Unfortunately, fruits that are already affected by blossom end rot won't recover. Pick them off and discard them. They are also safe for composting.

tomatoes with blossom end rot

Remove affected fruit and discard, or put them on the compost heap

(Image credit: Deborah Vernon/Alamy Stock Photo)

How can you prevent tomato blossom end rot?

You can prevent tomato blossom end rot from happening to new fruits on your plants by not allowing the compost around the root area to get too wet or dry. 

'It's vital to water so that soil in a bed or border, or potting compost in a growing bag, is evenly moist at all times,' says John. 'It may need watering twice a day in very dry weather, morning and evening,' he adds. If you don't have time for this level of maintenance, consider installing a simple irrigation system.

Mulching with organic matter is beneficial in keeping the soil damp. Fertilizing the plants can also help, as long as you note the advice mentioned above. 'Feed weekly with tomato feed, watering it onto the compost,' says John. 

Good ventilation is also helpful in preventing this problem, he adds, as high humidity can limit water uptake. This means giving your plants plenty of space, and opening up windows and doors on hot days if growing them in a greenhouse. This can also help reduce the risk of tomato blight – another common ailment that occurs with these crops.

Holly Crossley
Acting Deputy Editor
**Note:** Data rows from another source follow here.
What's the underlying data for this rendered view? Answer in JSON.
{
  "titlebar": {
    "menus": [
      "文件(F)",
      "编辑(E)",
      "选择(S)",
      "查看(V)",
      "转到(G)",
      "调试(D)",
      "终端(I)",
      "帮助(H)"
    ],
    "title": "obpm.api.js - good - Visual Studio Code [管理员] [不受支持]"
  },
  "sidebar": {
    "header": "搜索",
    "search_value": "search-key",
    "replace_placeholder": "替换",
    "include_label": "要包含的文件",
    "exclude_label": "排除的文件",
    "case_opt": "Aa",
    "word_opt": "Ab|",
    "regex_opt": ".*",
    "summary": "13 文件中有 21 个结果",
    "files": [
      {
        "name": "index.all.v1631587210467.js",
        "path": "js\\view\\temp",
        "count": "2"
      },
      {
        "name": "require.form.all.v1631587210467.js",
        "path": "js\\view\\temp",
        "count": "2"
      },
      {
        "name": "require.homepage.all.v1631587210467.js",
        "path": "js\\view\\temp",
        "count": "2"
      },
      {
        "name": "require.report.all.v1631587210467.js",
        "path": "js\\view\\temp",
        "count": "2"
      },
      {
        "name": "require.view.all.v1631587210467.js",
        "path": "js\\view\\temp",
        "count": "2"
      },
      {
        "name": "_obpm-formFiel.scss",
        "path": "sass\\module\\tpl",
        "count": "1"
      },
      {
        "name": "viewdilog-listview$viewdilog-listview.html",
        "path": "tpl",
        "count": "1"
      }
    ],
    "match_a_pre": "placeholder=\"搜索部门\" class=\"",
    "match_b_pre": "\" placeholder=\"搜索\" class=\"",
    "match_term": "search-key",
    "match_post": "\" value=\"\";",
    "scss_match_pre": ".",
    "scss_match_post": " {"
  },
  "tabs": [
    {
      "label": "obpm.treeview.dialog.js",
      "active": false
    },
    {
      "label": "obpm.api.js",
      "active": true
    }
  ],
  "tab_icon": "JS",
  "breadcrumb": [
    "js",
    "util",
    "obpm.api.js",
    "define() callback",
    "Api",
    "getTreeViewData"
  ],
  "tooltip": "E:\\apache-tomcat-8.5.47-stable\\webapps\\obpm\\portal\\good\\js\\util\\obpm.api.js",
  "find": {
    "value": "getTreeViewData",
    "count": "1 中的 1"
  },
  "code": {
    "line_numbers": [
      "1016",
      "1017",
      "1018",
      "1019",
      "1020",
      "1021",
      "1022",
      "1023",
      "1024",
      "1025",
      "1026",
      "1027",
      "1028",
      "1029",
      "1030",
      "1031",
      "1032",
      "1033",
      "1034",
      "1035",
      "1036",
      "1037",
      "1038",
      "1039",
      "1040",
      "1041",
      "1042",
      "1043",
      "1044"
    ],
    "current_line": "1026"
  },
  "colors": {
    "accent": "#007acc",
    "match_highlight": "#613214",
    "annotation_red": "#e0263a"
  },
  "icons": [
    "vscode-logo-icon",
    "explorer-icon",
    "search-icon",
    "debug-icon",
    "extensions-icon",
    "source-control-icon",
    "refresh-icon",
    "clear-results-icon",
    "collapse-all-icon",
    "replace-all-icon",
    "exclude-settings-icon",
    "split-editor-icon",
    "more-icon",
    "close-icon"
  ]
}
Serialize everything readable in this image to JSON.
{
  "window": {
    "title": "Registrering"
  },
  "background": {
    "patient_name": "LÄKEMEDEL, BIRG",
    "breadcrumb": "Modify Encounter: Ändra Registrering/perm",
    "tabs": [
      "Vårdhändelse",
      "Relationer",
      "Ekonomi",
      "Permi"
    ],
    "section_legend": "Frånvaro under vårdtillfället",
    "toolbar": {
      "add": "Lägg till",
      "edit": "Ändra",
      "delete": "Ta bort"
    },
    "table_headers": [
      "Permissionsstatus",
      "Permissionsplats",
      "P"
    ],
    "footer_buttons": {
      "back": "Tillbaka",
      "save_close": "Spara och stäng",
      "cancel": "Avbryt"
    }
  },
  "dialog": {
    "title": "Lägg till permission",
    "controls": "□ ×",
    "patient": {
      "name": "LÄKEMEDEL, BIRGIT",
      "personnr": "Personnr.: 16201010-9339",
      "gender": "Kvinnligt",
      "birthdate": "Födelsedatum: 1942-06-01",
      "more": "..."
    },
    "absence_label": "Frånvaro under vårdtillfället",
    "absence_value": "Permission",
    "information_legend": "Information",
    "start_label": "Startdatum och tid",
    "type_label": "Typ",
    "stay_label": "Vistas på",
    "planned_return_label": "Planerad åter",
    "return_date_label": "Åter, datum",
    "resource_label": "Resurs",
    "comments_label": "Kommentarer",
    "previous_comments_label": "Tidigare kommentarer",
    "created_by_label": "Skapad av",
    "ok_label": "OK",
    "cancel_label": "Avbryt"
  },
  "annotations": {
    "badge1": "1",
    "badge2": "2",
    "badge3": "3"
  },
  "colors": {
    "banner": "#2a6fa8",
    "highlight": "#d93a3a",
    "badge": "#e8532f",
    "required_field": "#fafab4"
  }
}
The garden was always a big part of Holly's life growing up, as was the surrounding New Forest where she lived. Her appreciation for the great outdoors has only grown since then. She's been an allotment keeper, a professional gardener, and a botanical illustrator – plants are her passion.